Burneikis '98 explores Balinese culture
Over the summer, Alexa Burneikis '98 got to fulfill her childhood fantasy: she visited the island of Bali. "I found Bali in a book somewhere when I was a kid," she said. Ever since, she has been enchanted with the island's tropical landscape and cultural treasures. When a real opportunity to visit Bali presented itself in the form of the Goodman Fund, a College anthropology grant, she jumped at the chance and won funding for her travel.
Although the original focus of the trip was a study of Balinese dance, Burneikis reconsidered this plan upon her arrival at the Indonesian island's tourist center, Kuta. Far from the pristine paradise she had envisioned, she discovered a tourist city in the strictest sense of the word. Complete with American fast food chains and even a Hard Rock Cafe, Kuta caters primarily to the large contingent of surfers who have made pilgrimages to Bali ever since its exceptional waves were discovered in the 1950s.
The contrast between Bali's indigenous culture and that of Western societies could not be more sharp. Aboriginal Balinese mixed with Hindus from the mainland to form a hybrid religion and culture. Bali Hindu combines the teachings of Hindu with the precepts of ancestor worship and animism, a belief system which holds that all things possess an innate soul. In their villages, Balinese still practice rituals like making offerings to spirits that fascinated early Western visitors in the 1920s and '30s.

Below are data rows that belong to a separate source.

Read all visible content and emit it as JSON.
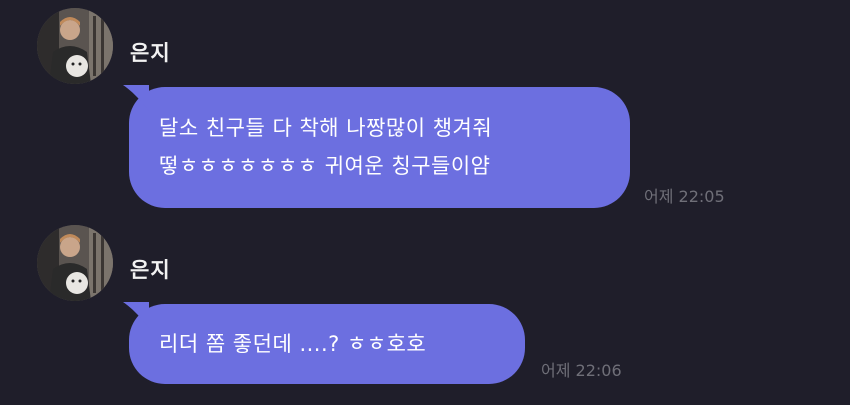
{
  "messages": [
    {
      "sender": "은지",
      "lines": [
        "달소 친구들 다 착해 나짱많이 챙겨줘",
        "떻ㅎㅎㅎㅎㅎㅎㅎ 귀여운 칭구들이얌"
      ],
      "time": "어제 22:05",
      "avatar_icon": "profile-photo"
    },
    {
      "sender": "은지",
      "lines": [
        "리더 쫌 좋던데 ....? ㅎㅎ호호"
      ],
      "time": "어제 22:06",
      "avatar_icon": "profile-photo"
    }
  ],
  "colors": {
    "background": "#1f1e2a",
    "bubble": "#6c6fe0",
    "text": "#ffffff",
    "timestamp": "#6f6f78"
  }
}
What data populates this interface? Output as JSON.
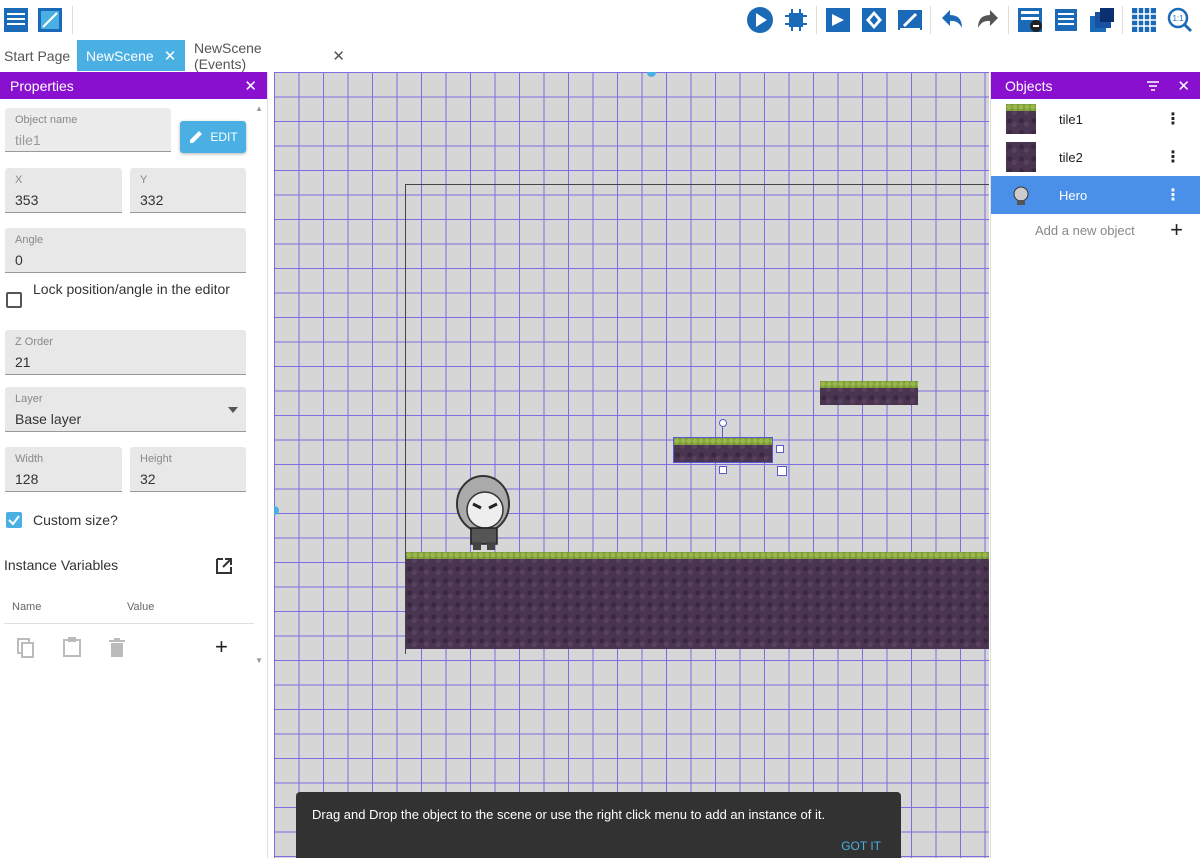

Even outside of the major town, however, Burneikis discovered the not-so-beneficial influence of Western lifestyles upon native culture. Cremation ceremonies that require traditional garb, for example, draw tourists dressed in T-shirts.
Balinese boys wear Levi's and flirt with the tourists, ignoring local girls. Police, unnecessary prior to Western encroachment because Bali Hindu's karma-based teachings effectively prevented crime, are now corrupt and irresponsible.
Burneikis decided to research the effects of tourism on the island society; she continued to study Balinese dance for pleasure.
The skewed outlooks provided by Western anthropological, tourist and artistic literature provided a necessary counterpoint to the first-hand data she collected. Burneikis' work focuses on debunking the myth of Bali as a neatly packaged paradise by exposing the variety and diversity of the island culture. She used video documentary as a primary tool to record evidence for a comprehensive paper on her cultural findings. As for the dance, she decided to learn it herself.
On campus, Burneikis is known for her fashion savvy and style -- it is with an aesthetically trained eye that she evaluates the beauty of traditional Balinese dance.
The dance is most notable for the performers' "perfect control of the body," she said. "Fingers, eyes, eyebrows and toes move" in a carefully arranged pattern set to the percussion-based music of a Gamelan orchestra. The dancers' bodies are tensed in an asymmetrical form, arching their backs so that the shoulder blades touch.
Despite her initial disillusionment with the false gloss of Balinese culture, Burneikis says that her stay on the island was "without a doubt, the best time of my life."
Locals welcomed her into their homes and, though the purpose of the trip was academic, she admits that there was plenty of "chilling on the beach and playing in the rice-fields." Indeed, after the official duration of the trip had expired, she found that she had budgeted her money so well that she went to Singapore to renew her visa for another month's stay.
After her own success in obtaining grant money, Burneikis enthusiastically encourages her fellow students with ideas for unusual research projects to pursue their interests: "If there's anything -- no matter how crazy -- that you want to do, you should try it because there's so much money out there and this is your time to explore."